Initial Publication Date: February 15, 2021

The Fossils baMEL

The Fossils baMEL asks students to weigh the connections between evidence and alternative explanations about the relationship between early organisms and information about climate changes of the past. By exploring evidence of variations in the fossil record, students can better understand the issues related to climate change today.

Below are links to resources that will help students use the Fossils baMEL to make claims and justify the connections between fossil evidence of past climates and current scientific models that present Earth's climate as dynamic and ever-changing.


This article provides an provides an introduction to the Fossils build-a-MEL (baMEL). It is useful even if you are using the Fossils pcMEL with your students. The primary difference between the pcMEL and the baMEL is that with the pcMEL students are given two models and four lines of evidence in a preconstructed diagram where as with the baMEL students choose two models from three and select four lines of evidence from eight to create their own MEL diagram.

Climate Changes of the Past Article Cover
Climate Changes of the Past (Acrobat (PDF) 324kB Feb8 21)

Next Generation Science Standards Performance Expectations

HS-LS4-6: Biological Evolution: Unity and Diversity

  • Create or revise a simulation to test a solution to mitigate adverse impacts of human activity on biodiversity.

HS-ESS2-7: Earth's Systems

  • Construct an argument based on evidence about the simultaneous coevolution of Earth's systems and life on Earth.

The Models

Model A: When people interpret fossils, they often make mistakes. It is misleading to make conclusions about how Earth's surface has changed from fossils.
Model B: Many organisms' fossils are missing from the fossil record. We cannot make any conclusions about Earth's past environments from fossils.
Model C: Fossils provide evidence for Earth's changing surface. Understanding past life forms tells us about past environments.

Student Handouts

Lines of Evidence
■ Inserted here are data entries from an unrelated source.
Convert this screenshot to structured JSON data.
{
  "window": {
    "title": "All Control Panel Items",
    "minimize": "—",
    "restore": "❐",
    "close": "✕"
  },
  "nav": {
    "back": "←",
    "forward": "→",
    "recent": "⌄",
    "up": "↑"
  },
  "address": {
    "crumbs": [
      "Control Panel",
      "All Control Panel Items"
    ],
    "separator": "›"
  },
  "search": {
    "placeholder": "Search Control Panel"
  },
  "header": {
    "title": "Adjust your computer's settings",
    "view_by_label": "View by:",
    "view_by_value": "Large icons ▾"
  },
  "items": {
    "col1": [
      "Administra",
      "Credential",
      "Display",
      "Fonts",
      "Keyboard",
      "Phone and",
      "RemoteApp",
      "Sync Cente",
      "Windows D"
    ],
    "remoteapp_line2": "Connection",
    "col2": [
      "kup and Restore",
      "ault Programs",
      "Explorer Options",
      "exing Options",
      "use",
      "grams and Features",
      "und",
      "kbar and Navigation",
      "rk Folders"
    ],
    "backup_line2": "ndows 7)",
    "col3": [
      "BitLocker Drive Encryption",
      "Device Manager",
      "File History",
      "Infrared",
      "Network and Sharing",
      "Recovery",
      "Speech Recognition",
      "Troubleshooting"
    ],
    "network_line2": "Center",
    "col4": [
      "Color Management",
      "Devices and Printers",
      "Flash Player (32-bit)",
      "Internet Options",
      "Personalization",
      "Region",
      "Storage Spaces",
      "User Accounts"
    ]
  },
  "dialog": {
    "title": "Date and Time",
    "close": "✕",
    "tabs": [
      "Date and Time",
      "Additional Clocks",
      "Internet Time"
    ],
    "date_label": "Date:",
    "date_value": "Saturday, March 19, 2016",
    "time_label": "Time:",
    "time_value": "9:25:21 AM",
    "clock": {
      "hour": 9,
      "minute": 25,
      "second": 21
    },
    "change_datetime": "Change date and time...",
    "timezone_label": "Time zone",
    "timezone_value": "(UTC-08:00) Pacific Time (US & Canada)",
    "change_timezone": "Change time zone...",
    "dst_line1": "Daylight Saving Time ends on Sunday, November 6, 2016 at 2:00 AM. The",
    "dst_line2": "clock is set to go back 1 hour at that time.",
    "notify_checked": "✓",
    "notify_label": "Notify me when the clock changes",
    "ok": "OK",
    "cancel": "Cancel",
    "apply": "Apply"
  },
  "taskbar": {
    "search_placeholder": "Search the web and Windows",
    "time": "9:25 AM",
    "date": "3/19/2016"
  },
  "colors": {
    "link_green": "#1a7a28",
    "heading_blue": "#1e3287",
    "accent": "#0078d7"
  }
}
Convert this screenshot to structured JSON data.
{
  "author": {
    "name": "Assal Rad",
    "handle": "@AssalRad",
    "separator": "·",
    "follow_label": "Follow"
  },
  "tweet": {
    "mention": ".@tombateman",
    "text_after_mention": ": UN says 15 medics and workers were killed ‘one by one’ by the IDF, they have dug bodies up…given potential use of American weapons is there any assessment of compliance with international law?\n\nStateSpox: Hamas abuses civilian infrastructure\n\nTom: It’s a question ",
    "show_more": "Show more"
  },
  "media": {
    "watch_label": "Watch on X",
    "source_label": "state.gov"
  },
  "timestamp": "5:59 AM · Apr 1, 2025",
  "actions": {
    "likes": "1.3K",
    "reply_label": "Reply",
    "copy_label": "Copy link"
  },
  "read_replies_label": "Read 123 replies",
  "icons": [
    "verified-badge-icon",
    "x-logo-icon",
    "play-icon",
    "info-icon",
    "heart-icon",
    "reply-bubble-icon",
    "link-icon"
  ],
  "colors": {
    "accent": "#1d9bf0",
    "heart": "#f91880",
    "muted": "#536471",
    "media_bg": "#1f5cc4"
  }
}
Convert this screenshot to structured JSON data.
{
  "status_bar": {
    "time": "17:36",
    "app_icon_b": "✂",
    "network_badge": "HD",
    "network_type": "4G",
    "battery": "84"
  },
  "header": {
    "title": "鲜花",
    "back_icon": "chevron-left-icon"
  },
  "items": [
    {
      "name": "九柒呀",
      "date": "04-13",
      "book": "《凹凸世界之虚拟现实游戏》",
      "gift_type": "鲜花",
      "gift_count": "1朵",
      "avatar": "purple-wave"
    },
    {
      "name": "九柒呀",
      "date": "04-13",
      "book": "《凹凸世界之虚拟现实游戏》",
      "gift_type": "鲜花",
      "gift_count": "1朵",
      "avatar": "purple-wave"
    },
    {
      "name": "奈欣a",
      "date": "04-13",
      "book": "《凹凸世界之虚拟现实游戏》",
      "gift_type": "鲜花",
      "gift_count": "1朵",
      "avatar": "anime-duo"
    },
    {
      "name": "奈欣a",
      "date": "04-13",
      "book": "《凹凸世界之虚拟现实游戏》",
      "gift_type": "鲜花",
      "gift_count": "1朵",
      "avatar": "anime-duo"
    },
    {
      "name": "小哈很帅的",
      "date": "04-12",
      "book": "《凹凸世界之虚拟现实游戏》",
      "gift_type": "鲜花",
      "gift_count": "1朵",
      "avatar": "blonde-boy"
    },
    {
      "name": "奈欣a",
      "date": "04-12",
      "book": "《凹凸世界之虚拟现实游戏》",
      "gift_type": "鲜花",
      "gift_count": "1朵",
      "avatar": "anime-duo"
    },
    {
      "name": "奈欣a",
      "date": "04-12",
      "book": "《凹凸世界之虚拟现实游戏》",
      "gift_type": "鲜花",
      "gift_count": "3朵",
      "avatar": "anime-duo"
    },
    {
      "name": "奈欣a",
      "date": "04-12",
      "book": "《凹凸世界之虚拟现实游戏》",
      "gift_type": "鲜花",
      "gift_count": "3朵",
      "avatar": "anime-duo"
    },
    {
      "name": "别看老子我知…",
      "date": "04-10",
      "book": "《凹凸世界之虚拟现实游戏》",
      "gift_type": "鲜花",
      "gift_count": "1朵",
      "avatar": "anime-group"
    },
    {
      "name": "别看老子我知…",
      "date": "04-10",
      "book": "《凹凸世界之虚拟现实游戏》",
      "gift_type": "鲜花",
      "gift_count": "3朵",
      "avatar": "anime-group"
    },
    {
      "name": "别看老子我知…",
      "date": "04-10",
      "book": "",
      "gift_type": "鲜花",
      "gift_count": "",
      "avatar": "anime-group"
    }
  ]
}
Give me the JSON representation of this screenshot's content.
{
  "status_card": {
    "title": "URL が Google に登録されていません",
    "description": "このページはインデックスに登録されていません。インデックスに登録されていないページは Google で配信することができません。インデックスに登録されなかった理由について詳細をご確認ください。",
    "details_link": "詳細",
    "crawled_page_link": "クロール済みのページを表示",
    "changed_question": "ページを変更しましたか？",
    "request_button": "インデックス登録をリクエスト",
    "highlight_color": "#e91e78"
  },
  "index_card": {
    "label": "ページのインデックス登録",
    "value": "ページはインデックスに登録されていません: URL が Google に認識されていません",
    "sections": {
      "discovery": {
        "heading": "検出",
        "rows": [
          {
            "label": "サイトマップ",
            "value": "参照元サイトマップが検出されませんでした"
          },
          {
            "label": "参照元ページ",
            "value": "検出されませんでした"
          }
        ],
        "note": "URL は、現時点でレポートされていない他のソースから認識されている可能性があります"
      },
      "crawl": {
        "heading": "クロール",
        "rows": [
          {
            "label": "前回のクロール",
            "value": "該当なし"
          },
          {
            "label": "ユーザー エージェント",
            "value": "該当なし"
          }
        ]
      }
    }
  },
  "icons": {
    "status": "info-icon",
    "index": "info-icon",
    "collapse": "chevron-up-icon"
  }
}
Evidence #1: Trilobites were small animals that lived at the bottom of the ocean. They fed on organic matter in sediment on the ocean floor. Because trilobite fossils are so abundant and well preserved in the limestone and shale rock of Ohio, they were officially named the state fossil.
Evidence #2: Leaf fossils from Wyoming found in a deep rock layer show a climate that is cooler than that of the fossils found above it.
Evidence #3: The Svalbard forest in Arctic Norway is filled with fossils of tropical trees, called Lycopsid. These trees lived hundreds of millions of years ago.
Evidence #4: Mesosaurus is an ancient, large, lizard-like creature. These fossils have only been found in two places on Earth, the southern tip of Africa and eastern South America.
Evidence #5: Fossils of coral reefs have been found in deep water off the coast of Texas. Coral reefs require sunlight to form. Sunlight cannot reach deep water. These coral reefs are about 19,000 years old.
Evidence #6: North Dakota is in a temperate grassland biome. Fossils found in the Hell Creek rock formation include pollen from ground ferns and palm trees, which grow in a tropical ecosystem.
Evidence #7: Many large geographic areas, like the Blue Ridge and Piedmont regions in Georgia, are made up of metamorphic and igneous rock. Fossils are not usually found in these types of rock.
Evidence #8: Hallucigenia is a fossil that was first discovered in the 1970's. Recent discoveries show that scientists pictured this organism upside down and backwards for years.

Student Handouts

Other Resources

This Plausibility Ranking Task (PRT), which may be completed prior to using any MELs, helps students to understand the role of evidence in supporting or refuting models.

Virtual baMEL

The Google Drive folder below contains MEL resource documents in the Google formats. In order to maximize the flexibility of our activities, the MEL Project Team wanted to make more resources compatible with virtual settings. We have made our MEL scaffolds available in Google formats, so that they can be copied, modified, and uploaded more easily on a variety of platforms and devices. Please note that to access all the materials for each MEL scaffold, you will need a Google account. View the README file first.

Digital Resources

Prehistoric Climate Change Cover Image
This classroom resource, Prehistoric Climate Change and Why it Matters, from the Smithsonian Institute includes background information and an activity that engages students in leaf margin analysis.